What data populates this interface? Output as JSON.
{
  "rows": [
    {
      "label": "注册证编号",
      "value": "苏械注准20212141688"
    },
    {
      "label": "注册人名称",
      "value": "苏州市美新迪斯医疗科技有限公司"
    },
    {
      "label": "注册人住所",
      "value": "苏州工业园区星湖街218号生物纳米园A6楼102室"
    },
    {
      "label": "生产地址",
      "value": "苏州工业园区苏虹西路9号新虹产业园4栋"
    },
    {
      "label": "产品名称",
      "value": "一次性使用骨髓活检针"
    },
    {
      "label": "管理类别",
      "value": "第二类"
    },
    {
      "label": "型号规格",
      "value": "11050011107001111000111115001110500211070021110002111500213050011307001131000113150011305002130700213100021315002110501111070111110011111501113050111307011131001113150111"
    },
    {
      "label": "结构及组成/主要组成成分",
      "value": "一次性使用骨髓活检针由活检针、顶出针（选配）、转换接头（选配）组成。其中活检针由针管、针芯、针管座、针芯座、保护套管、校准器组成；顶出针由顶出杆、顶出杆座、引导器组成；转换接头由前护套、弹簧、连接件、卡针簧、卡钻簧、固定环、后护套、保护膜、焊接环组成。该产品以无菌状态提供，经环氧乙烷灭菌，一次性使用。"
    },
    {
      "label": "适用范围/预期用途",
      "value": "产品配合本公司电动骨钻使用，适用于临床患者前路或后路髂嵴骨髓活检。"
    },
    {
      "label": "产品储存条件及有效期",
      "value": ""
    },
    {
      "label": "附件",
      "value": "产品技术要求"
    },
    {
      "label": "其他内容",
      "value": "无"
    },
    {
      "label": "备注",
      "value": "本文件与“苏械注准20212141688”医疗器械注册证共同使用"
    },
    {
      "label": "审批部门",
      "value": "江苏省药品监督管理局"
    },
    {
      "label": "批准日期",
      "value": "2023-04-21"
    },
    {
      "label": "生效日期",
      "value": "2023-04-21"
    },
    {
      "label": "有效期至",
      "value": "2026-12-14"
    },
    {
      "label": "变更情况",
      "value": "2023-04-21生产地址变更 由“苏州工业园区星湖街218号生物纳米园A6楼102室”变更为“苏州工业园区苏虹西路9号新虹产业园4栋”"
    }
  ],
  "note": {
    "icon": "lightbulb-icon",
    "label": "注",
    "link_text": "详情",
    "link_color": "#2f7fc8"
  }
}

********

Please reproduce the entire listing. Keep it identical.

What data populates this interface? Output as JSON.
{
  "rows": [
    {
      "label": "注册证编号",
      "value": "苏械注准20212141688"
    },
    {
      "label": "注册人名称",
      "value": "苏州市美新迪斯医疗科技有限公司"
    },
    {
      "label": "注册人住所",
      "value": "苏州工业园区星湖街218号生物纳米园A6楼102室"
    },
    {
      "label": "生产地址",
      "value": "苏州工业园区苏虹西路9号新虹产业园4栋"
    },
    {
      "label": "产品名称",
      "value": "一次性使用骨髓活检针"
    },
    {
      "label": "管理类别",
      "value": "第二类"
    },
    {
      "label": "型号规格",
      "value": "11050011107001111000111115001110500211070021110002111500213050011307001131000113150011305002130700213100021315002110501111070111110011111501113050111307011131001113150111"
    },
    {
      "label": "结构及组成/主要组成成分",
      "value": "一次性使用骨髓活检针由活检针、顶出针（选配）、转换接头（选配）组成。其中活检针由针管、针芯、针管座、针芯座、保护套管、校准器组成；顶出针由顶出杆、顶出杆座、引导器组成；转换接头由前护套、弹簧、连接件、卡针簧、卡钻簧、固定环、后护套、保护膜、焊接环组成。该产品以无菌状态提供，经环氧乙烷灭菌，一次性使用。"
    },
    {
      "label": "适用范围/预期用途",
      "value": "产品配合本公司电动骨钻使用，适用于临床患者前路或后路髂嵴骨髓活检。"
    },
    {
      "label": "产品储存条件及有效期",
      "value": ""
    },
    {
      "label": "附件",
      "value": "产品技术要求"
    },
    {
      "label": "其他内容",
      "value": "无"
    },
    {
      "label": "备注",
      "value": "本文件与“苏械注准20212141688”医疗器械注册证共同使用"
    },
    {
      "label": "审批部门",
      "value": "江苏省药品监督管理局"
    },
    {
      "label": "批准日期",
      "value": "2023-04-21"
    },
    {
      "label": "生效日期",
      "value": "2023-04-21"
    },
    {
      "label": "有效期至",
      "value": "2026-12-14"
    },
    {
      "label": "变更情况",
      "value": "2023-04-21生产地址变更 由“苏州工业园区星湖街218号生物纳米园A6楼102室”变更为“苏州工业园区苏虹西路9号新虹产业园4栋”"
    }
  ],
  "note": {
    "icon": "lightbulb-icon",
    "label": "注",
    "link_text": "详情",
    "link_color": "#2f7fc8"
  }
}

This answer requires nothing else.